ROME (Reuters) - Italy’s most famous photo reporter, Gianni Berengo Gardin, has spent more than half a century documenting a disappearing world and now recognizes that even his own profession is fading fast.
In a major retrospective of his work at Rome’s Palazzo delle Esposizioni, Berengo Gardin’s black-and-white photographs capture Italy’s shift from a largely rural economy to its rapid industrialization following World War Two.
The most recent reportage, dating from 2013-15, shows huge cruise liners docking in Venice, dwarfing the city’s delicate architecture, unleashing hoards of tourists on the lagoon city.
The pictures stand in stark contrast to Berengo Gardin’s early images of Venice, from the 1950s and 60s, where a lone girl runs through St. Mark’s Square and lovers kiss in an otherwise empty, colonnaded street.
“You can no longer do photographs like that,” 85-year-old Berengo Gardin told Reuters. “Venice is totally different to what it once was. It is full of tourists. It has all changed.”
Born near the city of Genoa in 1930, Berengo Gardin moved to Venice after the war. Photography was just a hobby until an uncle sent him books by the U.S. greats Walker Evans and Dorothea Lange, and he realized the camera’s potential.
He himself has now published more than 250 books and, despite his age, he still wanders around with a Leica camera hanging from his shoulder, ready to capture a fleeting moment.
Although he has traveled widely, his most famous images were taken in Italy — psychiatric patients imprisoned in dilapidated hospitals, youngsters dancing on a beach to music from a wind-up gramophone, workers in an Olivetti factory.
“People go round the world to photograph places like Hawaii.
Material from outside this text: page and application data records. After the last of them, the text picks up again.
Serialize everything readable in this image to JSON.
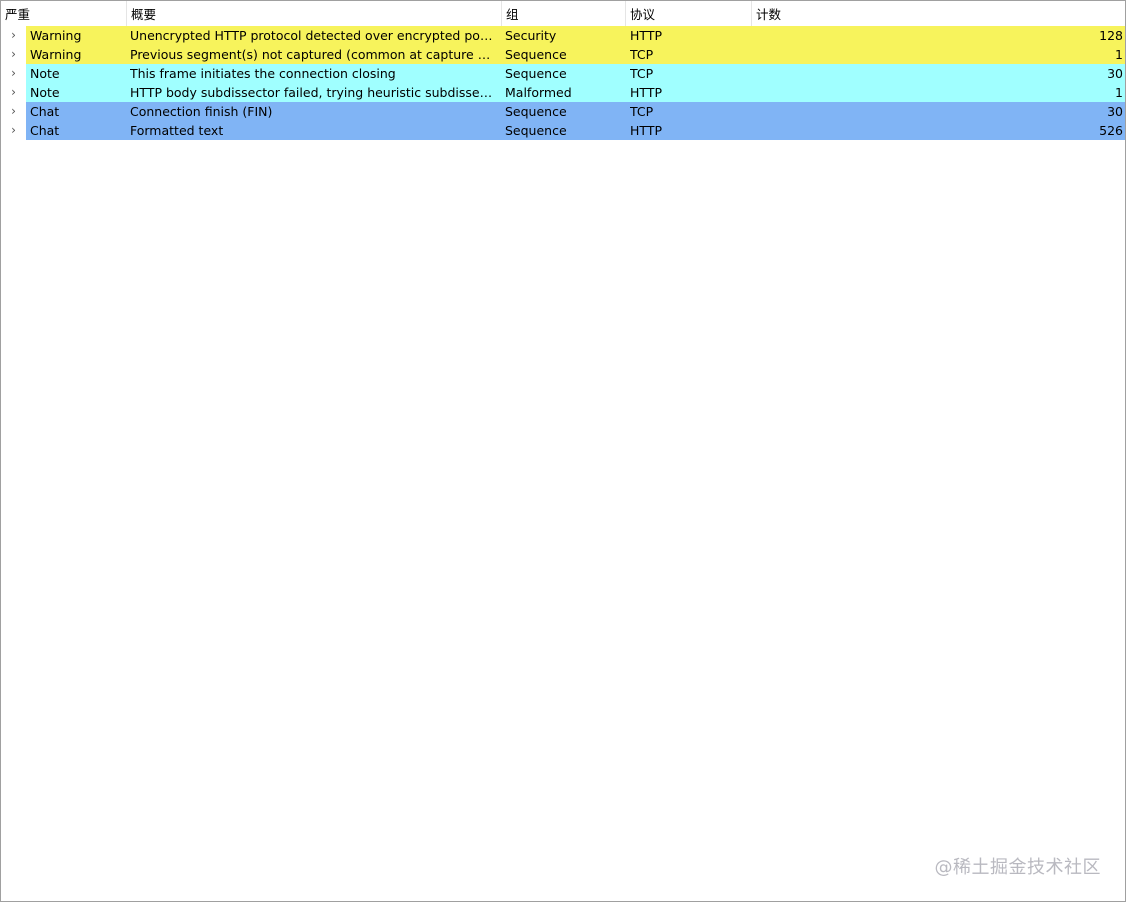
{
  "columns": {
    "severity": "严重",
    "summary": "概要",
    "group": "组",
    "protocol": "协议",
    "count": "计数"
  },
  "sort_indicator": "﹀",
  "rows": [
    {
      "severity": "Warning",
      "summary": "Unencrypted HTTP protocol detected over encrypted port, c...",
      "group": "Security",
      "protocol": "HTTP",
      "count": "128",
      "color": "#f7f35c"
    },
    {
      "severity": "Warning",
      "summary": "Previous segment(s) not captured (common at capture start)",
      "group": "Sequence",
      "protocol": "TCP",
      "count": "1",
      "color": "#f7f35c"
    },
    {
      "severity": "Note",
      "summary": "This frame initiates the connection closing",
      "group": "Sequence",
      "protocol": "TCP",
      "count": "30",
      "color": "#a0ffff"
    },
    {
      "severity": "Note",
      "summary": "HTTP body subdissector failed, trying heuristic subdissector",
      "group": "Malformed",
      "protocol": "HTTP",
      "count": "1",
      "color": "#a0ffff"
    },
    {
      "severity": "Chat",
      "summary": "Connection finish (FIN)",
      "group": "Sequence",
      "protocol": "TCP",
      "count": "30",
      "color": "#80b4f5"
    },
    {
      "severity": "Chat",
      "summary": "Formatted text",
      "group": "Sequence",
      "protocol": "HTTP",
      "count": "526",
      "color": "#80b4f5"
    }
  ],
  "expander_glyph": "›",
  "watermark": "@稀土掘金技术社区"
}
Then they realize there is so much more beauty here,” he said.
The exhibition, which runs until Aug. 28, is called “True Photography”, with Berengo Gardin arguing that unlike much of today’s digital photography, his work is free of artifact.
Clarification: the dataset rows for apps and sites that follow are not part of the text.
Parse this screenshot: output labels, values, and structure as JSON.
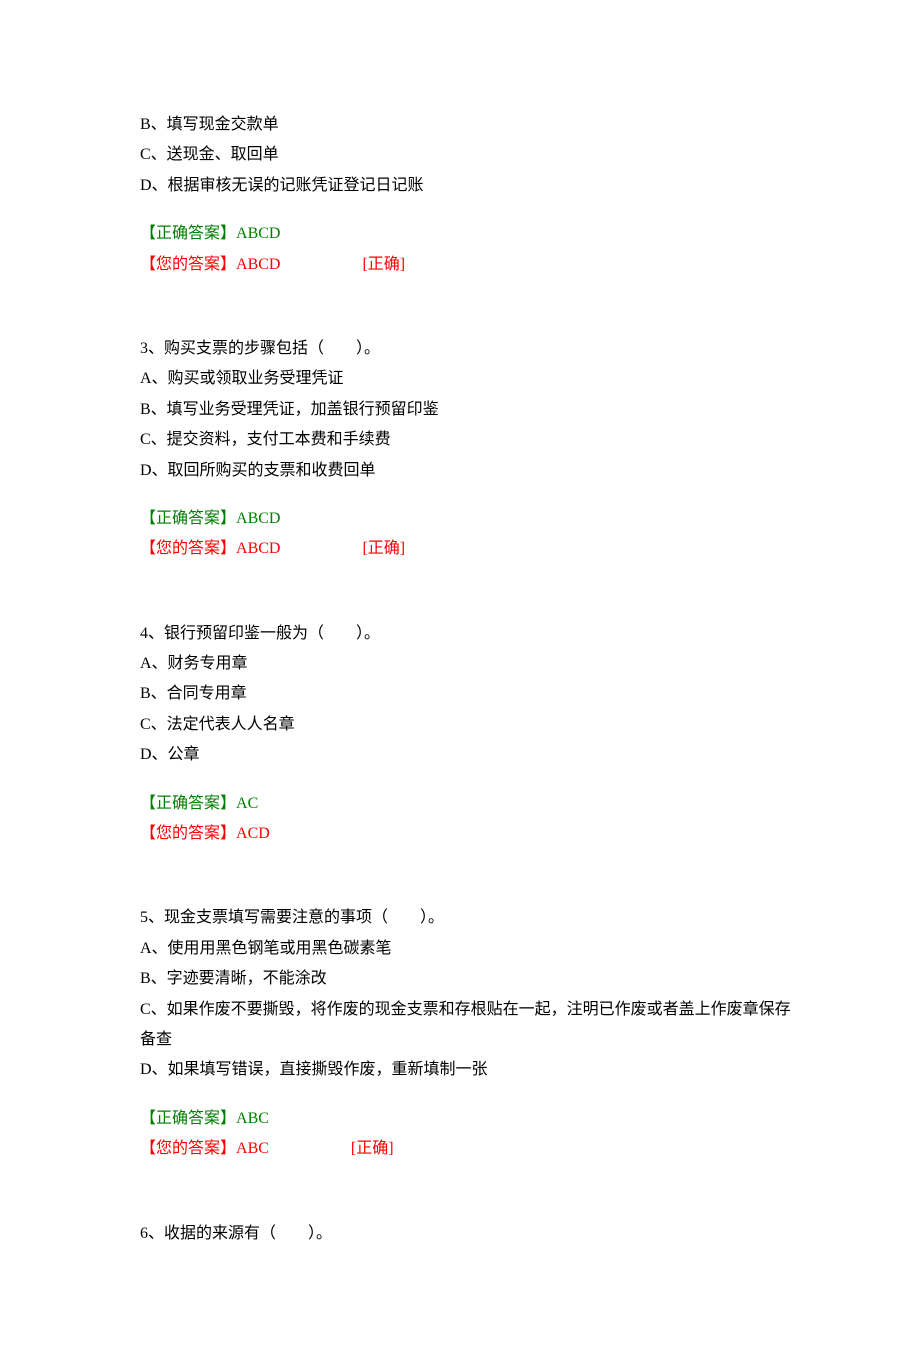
{
  "q2": {
    "options": {
      "B": "B、填写现金交款单",
      "C": "C、送现金、取回单",
      "D": "D、根据审核无误的记账凭证登记日记账"
    },
    "correct_label": "【正确答案】",
    "correct_value": "ABCD",
    "your_label": "【您的答案】",
    "your_value": "ABCD",
    "status": "[正确]"
  },
  "q3": {
    "stem": "3、购买支票的步骤包括（　　）。",
    "options": {
      "A": "A、购买或领取业务受理凭证",
      "B": "B、填写业务受理凭证，加盖银行预留印鉴",
      "C": "C、提交资料，支付工本费和手续费",
      "D": "D、取回所购买的支票和收费回单"
    },
    "correct_label": "【正确答案】",
    "correct_value": "ABCD",
    "your_label": "【您的答案】",
    "your_value": "ABCD",
    "status": "[正确]"
  },
  "q4": {
    "stem": "4、银行预留印鉴一般为（　　）。",
    "options": {
      "A": "A、财务专用章",
      "B": "B、合同专用章",
      "C": "C、法定代表人人名章",
      "D": "D、公章"
    },
    "correct_label": "【正确答案】",
    "correct_value": "AC",
    "your_label": "【您的答案】",
    "your_value": "ACD"
  },
  "q5": {
    "stem": "5、现金支票填写需要注意的事项（　　）。",
    "options": {
      "A": "A、使用用黑色钢笔或用黑色碳素笔",
      "B": "B、字迹要清晰，不能涂改",
      "C": "C、如果作废不要撕毁，将作废的现金支票和存根贴在一起，注明已作废或者盖上作废章保存备查",
      "D": "D、如果填写错误，直接撕毁作废，重新填制一张"
    },
    "correct_label": "【正确答案】",
    "correct_value": "ABC",
    "your_label": "【您的答案】",
    "your_value": "ABC",
    "status": "[正确]"
  },
  "q6": {
    "stem": "6、收据的来源有（　　）。"
  }
}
“There are a mountain of false photographs out there that pretend to be genuine, but that have in fact been manipulated in Photoshop. It is a type of fraud,” he says.
“I am an old photographer, born into an age of real photography, and I still want to defend it,” he says.
However, in a time when everyone uses their smartphones to capture every aspect of life, and with newspapers struggling to survive, Berengo Gardin fears he is defending a dying art.
“You still have fashion photographers, but photo reportage as a career is over. I have friends who used to make a living out of this, people who were famous and successful but are now dying of hunger,” he said.
Editing by Jeremy Gaunt